ASSIGNED TASK -
State the number of lines with "this" in the listing, leaving out everything else.

EXTRACTED DATA -
┄┄┄┄┄┄

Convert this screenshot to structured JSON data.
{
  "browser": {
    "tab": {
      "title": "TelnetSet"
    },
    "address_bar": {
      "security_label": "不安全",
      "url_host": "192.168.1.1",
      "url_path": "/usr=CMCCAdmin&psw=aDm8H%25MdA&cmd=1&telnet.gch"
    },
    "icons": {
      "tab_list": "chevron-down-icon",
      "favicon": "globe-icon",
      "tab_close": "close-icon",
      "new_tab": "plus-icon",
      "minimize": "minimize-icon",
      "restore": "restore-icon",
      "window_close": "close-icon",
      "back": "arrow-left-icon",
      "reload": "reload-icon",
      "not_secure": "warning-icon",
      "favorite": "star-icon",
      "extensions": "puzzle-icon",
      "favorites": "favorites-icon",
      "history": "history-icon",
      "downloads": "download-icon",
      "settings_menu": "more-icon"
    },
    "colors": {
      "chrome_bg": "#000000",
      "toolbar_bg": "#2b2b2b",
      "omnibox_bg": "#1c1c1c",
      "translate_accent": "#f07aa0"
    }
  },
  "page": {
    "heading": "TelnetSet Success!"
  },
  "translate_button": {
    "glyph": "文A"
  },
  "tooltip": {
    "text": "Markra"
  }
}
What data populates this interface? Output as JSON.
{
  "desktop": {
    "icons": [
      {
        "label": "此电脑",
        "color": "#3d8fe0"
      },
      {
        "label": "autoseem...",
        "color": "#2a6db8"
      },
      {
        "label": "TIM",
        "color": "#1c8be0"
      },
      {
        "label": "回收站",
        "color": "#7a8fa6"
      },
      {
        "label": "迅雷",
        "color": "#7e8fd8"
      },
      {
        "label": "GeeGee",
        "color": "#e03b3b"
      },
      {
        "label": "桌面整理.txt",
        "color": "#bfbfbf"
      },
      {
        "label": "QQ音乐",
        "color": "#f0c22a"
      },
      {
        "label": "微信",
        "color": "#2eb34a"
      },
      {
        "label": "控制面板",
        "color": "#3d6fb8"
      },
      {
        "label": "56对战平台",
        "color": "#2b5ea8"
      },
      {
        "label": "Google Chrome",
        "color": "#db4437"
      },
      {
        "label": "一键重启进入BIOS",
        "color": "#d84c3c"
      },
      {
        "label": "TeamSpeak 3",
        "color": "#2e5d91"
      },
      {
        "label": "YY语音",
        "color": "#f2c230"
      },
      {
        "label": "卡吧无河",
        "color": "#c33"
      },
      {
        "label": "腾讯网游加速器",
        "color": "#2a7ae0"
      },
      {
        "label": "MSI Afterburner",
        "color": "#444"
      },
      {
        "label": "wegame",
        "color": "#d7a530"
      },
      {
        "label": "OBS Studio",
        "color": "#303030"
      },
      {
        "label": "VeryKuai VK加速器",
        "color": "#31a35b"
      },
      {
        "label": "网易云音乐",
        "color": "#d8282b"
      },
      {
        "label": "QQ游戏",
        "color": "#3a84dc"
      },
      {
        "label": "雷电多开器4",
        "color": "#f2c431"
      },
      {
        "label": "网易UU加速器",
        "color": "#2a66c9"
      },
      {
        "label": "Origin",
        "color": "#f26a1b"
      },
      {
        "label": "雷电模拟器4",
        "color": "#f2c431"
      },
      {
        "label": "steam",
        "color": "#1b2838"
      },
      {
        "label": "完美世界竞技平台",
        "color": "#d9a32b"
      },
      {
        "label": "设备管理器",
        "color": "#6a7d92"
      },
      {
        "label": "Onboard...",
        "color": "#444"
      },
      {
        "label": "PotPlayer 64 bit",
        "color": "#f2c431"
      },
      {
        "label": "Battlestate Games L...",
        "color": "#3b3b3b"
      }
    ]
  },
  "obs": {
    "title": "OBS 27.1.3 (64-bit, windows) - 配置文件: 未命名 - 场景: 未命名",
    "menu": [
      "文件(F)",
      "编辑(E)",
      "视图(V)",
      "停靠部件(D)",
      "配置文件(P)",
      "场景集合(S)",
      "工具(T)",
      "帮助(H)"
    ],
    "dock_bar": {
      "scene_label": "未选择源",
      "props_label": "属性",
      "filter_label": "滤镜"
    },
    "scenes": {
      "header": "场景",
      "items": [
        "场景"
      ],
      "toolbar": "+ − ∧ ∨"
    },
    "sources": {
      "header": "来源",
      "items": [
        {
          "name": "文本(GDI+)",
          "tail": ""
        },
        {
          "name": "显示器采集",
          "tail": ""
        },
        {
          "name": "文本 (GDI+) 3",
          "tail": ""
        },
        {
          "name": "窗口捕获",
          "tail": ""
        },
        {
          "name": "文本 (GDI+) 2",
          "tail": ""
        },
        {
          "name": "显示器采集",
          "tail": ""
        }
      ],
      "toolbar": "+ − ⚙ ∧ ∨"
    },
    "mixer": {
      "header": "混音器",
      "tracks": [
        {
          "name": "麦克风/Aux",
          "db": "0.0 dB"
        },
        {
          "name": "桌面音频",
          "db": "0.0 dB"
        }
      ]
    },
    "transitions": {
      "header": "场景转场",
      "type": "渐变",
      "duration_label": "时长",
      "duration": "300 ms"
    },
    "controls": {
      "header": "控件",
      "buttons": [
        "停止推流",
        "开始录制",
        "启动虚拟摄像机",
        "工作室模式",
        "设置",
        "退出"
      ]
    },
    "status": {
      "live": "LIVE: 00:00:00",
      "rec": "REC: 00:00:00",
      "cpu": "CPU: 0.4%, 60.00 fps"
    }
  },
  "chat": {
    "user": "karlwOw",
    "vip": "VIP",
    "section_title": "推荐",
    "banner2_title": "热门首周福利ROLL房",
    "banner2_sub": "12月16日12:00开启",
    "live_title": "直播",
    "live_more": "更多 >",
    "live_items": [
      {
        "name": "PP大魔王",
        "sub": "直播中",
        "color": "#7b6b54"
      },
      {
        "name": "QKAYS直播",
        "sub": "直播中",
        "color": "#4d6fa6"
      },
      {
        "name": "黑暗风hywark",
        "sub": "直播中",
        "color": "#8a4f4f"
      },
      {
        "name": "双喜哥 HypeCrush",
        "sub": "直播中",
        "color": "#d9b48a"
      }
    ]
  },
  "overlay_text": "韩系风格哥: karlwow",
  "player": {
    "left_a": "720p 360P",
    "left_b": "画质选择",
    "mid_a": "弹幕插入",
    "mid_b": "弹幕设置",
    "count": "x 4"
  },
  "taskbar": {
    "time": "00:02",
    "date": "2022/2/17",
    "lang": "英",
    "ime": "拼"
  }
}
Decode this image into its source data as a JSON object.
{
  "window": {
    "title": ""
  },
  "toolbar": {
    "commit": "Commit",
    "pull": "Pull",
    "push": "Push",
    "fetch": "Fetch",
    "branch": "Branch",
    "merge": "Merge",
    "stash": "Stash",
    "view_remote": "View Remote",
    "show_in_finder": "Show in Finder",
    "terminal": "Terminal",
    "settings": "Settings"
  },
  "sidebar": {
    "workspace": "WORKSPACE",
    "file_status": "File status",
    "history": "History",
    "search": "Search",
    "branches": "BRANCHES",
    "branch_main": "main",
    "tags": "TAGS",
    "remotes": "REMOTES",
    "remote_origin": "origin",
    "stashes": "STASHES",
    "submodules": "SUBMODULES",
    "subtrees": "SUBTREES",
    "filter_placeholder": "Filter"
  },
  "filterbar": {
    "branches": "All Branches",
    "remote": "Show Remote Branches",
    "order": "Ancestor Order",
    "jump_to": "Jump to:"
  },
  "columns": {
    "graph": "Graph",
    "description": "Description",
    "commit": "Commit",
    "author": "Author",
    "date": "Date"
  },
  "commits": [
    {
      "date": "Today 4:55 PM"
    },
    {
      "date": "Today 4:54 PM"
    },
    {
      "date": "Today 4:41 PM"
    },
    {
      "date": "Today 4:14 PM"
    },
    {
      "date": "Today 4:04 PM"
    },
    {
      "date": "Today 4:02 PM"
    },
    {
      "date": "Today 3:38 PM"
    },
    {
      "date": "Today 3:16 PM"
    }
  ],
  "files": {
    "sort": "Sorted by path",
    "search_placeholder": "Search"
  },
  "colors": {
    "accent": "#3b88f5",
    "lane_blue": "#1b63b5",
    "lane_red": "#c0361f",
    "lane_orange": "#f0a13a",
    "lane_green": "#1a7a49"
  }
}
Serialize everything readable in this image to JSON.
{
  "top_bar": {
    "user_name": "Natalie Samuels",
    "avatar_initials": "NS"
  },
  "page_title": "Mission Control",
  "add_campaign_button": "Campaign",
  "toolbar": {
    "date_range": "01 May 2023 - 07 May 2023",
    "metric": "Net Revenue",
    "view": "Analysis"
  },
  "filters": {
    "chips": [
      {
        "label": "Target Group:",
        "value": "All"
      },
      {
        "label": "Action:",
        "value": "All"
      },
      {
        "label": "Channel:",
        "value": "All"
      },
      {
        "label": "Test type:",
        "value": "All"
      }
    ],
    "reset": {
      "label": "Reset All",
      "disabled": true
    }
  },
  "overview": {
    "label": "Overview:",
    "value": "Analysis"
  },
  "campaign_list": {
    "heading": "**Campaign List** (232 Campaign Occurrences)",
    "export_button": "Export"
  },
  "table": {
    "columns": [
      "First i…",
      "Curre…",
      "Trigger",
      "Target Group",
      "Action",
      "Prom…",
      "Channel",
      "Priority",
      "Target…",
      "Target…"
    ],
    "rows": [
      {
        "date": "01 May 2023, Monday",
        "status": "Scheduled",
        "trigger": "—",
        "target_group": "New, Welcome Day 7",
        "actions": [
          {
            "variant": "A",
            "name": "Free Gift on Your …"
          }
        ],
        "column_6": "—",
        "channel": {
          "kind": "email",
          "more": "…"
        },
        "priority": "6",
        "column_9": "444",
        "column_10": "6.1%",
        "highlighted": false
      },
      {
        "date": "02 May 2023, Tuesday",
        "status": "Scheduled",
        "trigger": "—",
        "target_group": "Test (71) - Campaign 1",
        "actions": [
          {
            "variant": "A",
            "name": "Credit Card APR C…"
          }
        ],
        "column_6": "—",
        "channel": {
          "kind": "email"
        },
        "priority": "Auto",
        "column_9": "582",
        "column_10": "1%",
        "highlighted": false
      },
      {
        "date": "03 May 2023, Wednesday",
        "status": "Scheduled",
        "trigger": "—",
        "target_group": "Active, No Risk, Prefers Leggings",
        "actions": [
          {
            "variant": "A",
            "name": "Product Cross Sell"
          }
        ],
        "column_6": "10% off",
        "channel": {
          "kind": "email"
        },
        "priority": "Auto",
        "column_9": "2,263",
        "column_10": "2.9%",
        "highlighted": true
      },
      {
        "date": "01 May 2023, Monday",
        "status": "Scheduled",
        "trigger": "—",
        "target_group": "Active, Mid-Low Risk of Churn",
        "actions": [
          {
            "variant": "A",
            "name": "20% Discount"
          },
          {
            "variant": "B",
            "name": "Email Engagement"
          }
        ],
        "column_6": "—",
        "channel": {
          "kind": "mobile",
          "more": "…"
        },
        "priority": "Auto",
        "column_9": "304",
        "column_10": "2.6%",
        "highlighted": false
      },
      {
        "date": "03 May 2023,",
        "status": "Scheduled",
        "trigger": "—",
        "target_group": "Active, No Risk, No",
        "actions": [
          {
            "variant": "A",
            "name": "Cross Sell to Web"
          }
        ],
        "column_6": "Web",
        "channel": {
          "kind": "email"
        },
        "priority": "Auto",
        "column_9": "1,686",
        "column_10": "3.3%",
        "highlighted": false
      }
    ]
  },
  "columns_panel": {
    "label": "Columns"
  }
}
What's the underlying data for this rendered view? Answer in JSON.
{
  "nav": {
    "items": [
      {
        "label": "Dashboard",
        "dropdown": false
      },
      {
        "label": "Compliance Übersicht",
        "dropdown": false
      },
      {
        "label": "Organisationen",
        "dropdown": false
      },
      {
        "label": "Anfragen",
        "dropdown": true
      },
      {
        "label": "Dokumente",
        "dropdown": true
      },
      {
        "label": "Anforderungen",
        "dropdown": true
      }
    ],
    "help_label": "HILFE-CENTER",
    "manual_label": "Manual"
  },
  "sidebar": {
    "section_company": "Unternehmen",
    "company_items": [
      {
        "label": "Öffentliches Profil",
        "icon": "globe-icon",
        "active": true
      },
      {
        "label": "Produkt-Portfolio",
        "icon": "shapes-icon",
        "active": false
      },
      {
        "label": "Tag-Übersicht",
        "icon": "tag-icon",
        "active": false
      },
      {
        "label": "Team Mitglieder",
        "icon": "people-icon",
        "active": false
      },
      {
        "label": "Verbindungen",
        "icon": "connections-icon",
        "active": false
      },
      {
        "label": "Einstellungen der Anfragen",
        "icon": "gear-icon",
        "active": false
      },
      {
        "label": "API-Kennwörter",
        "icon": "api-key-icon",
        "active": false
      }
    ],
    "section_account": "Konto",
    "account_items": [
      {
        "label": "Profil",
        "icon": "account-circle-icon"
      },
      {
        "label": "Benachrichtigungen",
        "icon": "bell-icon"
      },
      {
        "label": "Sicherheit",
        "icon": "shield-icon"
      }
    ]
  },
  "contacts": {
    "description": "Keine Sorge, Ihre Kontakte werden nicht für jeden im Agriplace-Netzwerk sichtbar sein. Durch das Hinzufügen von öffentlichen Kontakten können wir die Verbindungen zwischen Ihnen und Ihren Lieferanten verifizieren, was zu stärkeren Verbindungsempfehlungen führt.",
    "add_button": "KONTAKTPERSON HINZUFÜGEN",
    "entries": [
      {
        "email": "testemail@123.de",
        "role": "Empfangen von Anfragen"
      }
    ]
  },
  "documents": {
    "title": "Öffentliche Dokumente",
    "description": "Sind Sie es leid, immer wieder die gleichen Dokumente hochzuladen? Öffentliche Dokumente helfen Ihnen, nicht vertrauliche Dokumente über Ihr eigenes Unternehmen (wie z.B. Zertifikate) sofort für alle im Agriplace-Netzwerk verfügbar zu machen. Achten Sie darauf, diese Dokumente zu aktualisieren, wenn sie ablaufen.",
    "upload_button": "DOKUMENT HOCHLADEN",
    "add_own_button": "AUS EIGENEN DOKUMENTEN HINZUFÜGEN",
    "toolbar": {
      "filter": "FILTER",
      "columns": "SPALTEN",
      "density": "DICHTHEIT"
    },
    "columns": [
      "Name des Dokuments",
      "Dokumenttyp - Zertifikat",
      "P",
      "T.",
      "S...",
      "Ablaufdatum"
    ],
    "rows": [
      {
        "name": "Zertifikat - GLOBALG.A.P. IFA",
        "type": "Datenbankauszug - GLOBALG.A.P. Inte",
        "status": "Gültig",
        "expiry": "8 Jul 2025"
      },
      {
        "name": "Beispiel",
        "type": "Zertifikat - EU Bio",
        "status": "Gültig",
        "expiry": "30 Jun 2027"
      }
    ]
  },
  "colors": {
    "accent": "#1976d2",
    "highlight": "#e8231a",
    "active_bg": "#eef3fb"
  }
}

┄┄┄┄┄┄

EXERCISE RESPONSE -
5